• Brief
This task calls for copying every line of the records that includes the word "Replay".

Data records for software interfaces:
—————

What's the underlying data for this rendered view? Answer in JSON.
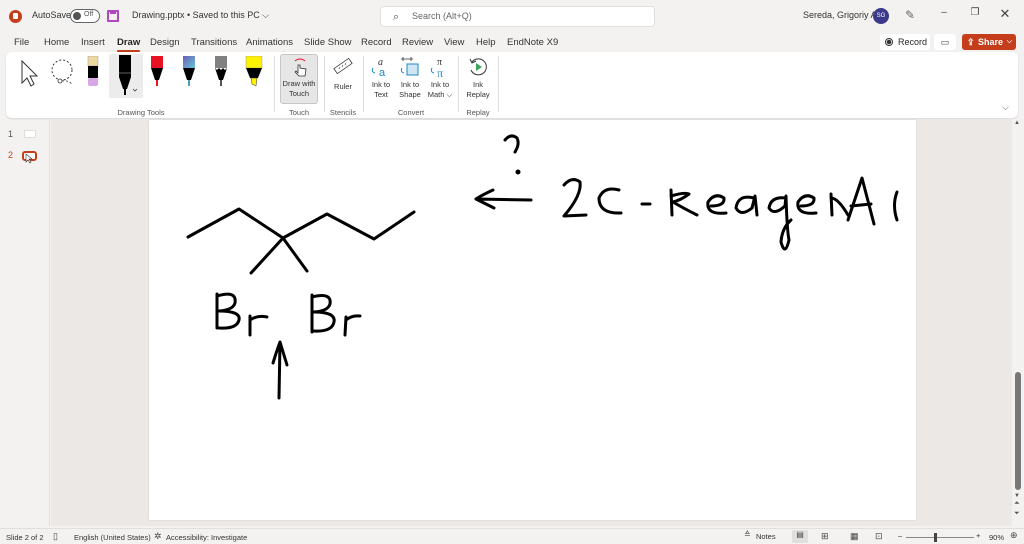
{
  "titlebar": {
    "autosave_label": "AutoSave",
    "autosave_state": "Off",
    "document_title": "Drawing.pptx • Saved to this PC ⌵",
    "search_placeholder": "Search (Alt+Q)",
    "user_name": "Sereda, Grigoriy A",
    "user_initials": "SG",
    "minimize": "–",
    "restore": "❐",
    "close": "✕"
  },
  "menu": {
    "items": [
      "File",
      "Home",
      "Insert",
      "Draw",
      "Design",
      "Transitions",
      "Animations",
      "Slide Show",
      "Record",
      "Review",
      "View",
      "Help",
      "EndNote X9"
    ],
    "active": "Draw",
    "record_label": "Record",
    "comments_icon": "💬",
    "share_label": "Share"
  },
  "ribbon": {
    "groups": {
      "drawing_tools": "Drawing Tools",
      "touch": "Touch",
      "stencils": "Stencils",
      "convert": "Convert",
      "replay": "Replay"
    },
    "buttons": {
      "draw_with_touch": "Draw with Touch",
      "ruler": "Ruler",
      "ink_to_text": "Ink to Text",
      "ink_to_shape": "Ink to Shape",
      "ink_to_math": "Ink to Math ⌵",
      "ink_replay": "Ink Replay"
    },
    "pens": [
      {
        "name": "eraser",
        "color": "#d9a6e6"
      },
      {
        "name": "black-pen",
        "color": "#000000"
      },
      {
        "name": "red-pen",
        "color": "#e81123"
      },
      {
        "name": "galaxy-pen",
        "color": "#4a9fb5"
      },
      {
        "name": "gray-pencil",
        "color": "#808080"
      },
      {
        "name": "yellow-highlighter",
        "color": "#fff100"
      }
    ]
  },
  "thumbnails": {
    "slides": [
      "1",
      "2"
    ],
    "active": "2"
  },
  "slide": {
    "ink_text": {
      "question_mark": "?",
      "reagents": "2c - reagents",
      "br_left": "Br",
      "br_right": "Br"
    },
    "ink_color": "#000000"
  },
  "statusbar": {
    "slide_count": "Slide 2 of 2",
    "language": "English (United States)",
    "accessibility": "Accessibility: Investigate",
    "notes_label": "Notes",
    "zoom_level": "90%",
    "zoom_minus": "–",
    "zoom_plus": "+"
  },
  "colors": {
    "accent": "#c43e1c",
    "avatar": "#3b3a8a"
  }
}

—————

• Written response
      "replay": "Replay"
      "ink_replay": "Ink Replay"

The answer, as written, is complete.